"We are taking the allegations against James Deen very seriously," said Chad Braverman, Doc Johnson COO and Creative Director. "And in light of the recent accusations we have decided to no longer proceed with the products that we make on his behalf."

"Porn companies are outraged," says porn star Tasha Reign.

Porn companies have broken ties with Deen way faster than Hollywood reacted to rape accusations against comedian Bill Cosby. Mainstream publications, including People, covered the allegations against Cosby as early as 2006. However, the accusations only gained real media traction last year, after the comedian Hannibal Buress called Bill Cosby a "rapist" at a stand-up performance in Philadelphia. Websites began discussing Buress's comment on October 17, 2014, but Comcast's NBCUniversal waited until November 19, 2014—over a month later—to cancel Cosby's new sitcom.

Read More: Female Porn Stars Stand in Solidarity Against James Deen

"In Hollywood there are people who probably do way worse things, but people still work with them," Reign says. "I can't work with someone when there's a chance that they've committed rape."

Reign has previously performed in videos with Deen. The male porn star's work often included violent sex scenes, but porn companies understand that there's a vast difference between rape and performative rough sex. Explaining Evil Angel's decision to cancel sales of future Deen scenes, Evil Angel president and founder John Stagliano said in a statement, "While our company presents what is consensual and exploratory about aggressive and rough sex, these accusations are of a nature so contrary to our company values that we feel it necessary to suspend the sales until more information is available." In the last few days, porn stars, publicists, and directors have agreed with Evil Angel and other companies' decision.

"The missing link here is consent. I think any sexual act is just fine, as long as it's a choice that's made between two consenting adults," says porn star Alix Lynx, who has previously performed with Deen. "When there is not consent from all involved parties, it's serious. The health and safety of others is not something to be taken lightly, ever."

Our industry as a whole cares a lot about a woman's choice and consent.

To keep women safe, porn industry members will discuss other stars with each other.
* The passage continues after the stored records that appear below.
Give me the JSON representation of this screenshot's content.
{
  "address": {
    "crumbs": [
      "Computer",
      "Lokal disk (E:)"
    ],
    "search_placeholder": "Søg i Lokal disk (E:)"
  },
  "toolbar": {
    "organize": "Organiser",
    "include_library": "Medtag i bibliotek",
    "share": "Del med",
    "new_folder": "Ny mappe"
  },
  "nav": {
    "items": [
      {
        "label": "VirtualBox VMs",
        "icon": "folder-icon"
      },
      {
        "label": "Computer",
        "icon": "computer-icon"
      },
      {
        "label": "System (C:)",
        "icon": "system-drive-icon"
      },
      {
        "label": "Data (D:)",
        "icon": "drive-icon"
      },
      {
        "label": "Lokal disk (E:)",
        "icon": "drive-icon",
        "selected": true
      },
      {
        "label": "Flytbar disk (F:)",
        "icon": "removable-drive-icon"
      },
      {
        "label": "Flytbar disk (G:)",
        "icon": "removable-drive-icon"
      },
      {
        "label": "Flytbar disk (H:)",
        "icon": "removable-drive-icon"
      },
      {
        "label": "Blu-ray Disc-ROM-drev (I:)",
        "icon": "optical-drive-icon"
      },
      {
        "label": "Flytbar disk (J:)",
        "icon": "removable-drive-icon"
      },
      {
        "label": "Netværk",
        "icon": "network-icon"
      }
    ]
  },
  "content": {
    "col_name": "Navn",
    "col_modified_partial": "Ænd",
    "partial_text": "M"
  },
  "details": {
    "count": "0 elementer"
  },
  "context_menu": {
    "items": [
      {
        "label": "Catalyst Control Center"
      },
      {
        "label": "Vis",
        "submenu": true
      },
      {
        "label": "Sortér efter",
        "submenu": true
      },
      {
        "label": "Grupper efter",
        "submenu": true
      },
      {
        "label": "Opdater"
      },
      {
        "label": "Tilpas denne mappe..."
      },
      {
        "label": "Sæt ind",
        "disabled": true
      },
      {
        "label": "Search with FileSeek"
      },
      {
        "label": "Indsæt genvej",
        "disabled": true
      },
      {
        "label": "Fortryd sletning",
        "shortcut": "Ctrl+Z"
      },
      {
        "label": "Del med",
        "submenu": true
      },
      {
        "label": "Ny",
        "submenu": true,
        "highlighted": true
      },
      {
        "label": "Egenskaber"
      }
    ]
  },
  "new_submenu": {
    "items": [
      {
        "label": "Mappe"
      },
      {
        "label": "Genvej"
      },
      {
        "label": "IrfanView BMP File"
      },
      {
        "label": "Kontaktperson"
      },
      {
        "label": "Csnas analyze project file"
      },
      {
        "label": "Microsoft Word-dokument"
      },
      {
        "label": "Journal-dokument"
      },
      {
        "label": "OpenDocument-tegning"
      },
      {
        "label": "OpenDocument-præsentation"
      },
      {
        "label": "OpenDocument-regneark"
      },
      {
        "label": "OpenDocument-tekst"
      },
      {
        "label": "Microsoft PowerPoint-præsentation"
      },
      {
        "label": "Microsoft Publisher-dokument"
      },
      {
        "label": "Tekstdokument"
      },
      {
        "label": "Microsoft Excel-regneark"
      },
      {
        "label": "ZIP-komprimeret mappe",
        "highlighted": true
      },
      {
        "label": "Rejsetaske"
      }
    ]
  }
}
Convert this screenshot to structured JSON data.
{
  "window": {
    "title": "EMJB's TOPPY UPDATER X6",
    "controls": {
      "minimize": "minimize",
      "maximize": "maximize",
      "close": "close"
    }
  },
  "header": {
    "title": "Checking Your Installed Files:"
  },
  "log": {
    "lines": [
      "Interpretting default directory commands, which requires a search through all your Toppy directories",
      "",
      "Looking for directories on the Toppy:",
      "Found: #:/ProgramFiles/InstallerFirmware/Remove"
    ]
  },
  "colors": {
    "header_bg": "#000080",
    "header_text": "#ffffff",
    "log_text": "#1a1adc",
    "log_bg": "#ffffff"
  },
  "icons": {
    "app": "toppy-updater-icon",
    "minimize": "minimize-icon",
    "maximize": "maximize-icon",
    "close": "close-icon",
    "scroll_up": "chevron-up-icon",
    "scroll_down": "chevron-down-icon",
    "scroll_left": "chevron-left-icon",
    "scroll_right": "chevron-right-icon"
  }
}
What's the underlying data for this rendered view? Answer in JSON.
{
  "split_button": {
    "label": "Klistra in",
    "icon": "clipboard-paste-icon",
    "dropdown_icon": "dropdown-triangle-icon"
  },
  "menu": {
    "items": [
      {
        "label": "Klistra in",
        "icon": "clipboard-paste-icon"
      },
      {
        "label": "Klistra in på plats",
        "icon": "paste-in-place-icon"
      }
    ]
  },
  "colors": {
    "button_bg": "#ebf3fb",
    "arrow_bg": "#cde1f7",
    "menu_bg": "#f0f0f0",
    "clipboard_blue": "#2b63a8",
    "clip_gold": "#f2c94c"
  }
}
The porn industry is relatively small, and most actors, directors, and publicists know each other on a first-name basis. "The porn industry, while a billion dollar business, is very small and tight-knit," says veteran porn publicist Mike Kulich. "Everyone knows everyone, and the allegations against Deen are shocking."

Of course, porn companies also have business incentives to ditch Deen. Women make up a large number of Deen's once devoted audience, and many girls have cited Deen's seemingly warm nature and "boy next door" charm as a turn-on. The rape allegations have shattered Deen's image, which would result in public backlash for any companies continuing to work with him. "In the days of social media the Internet is the judge, jury, and executioner," Kulich explains. "In a business that is based on consent, there is no room for anyone that doesn't respect the boundaries of others. Even though he hasn't been found guilty, keeping women comfortable on set is most important."

Severing relationships with Deen is necessary, but it's still painful. Along with being a business, several porn veterans described the industry as a "family." Lynx says, "In this family, there is zero tolerance for endangering others." But all divorces suck. "I'm really saddened by the stories," Reign says. "I've never seen any behavior that correlates with any of the allegations, but I'm a feminist and I believe in sex worker rights. If a woman says she's been assaulted, that's something that is a serious admission." Reign had planned to perform in a showcase video with Deen later this week, but yesterday she refused to work on another set with Deen.

"I think everyone in our industry is very excited about sex worker rights and consent," Reign says. "Our industry as a whole cares a lot about a woman's choice and consent. All my friends that are coworkers are very much that their belief is something that liberates them and is their church. If something like this comes out, our community is very quick to blacklist people and not work with certain kinds of people."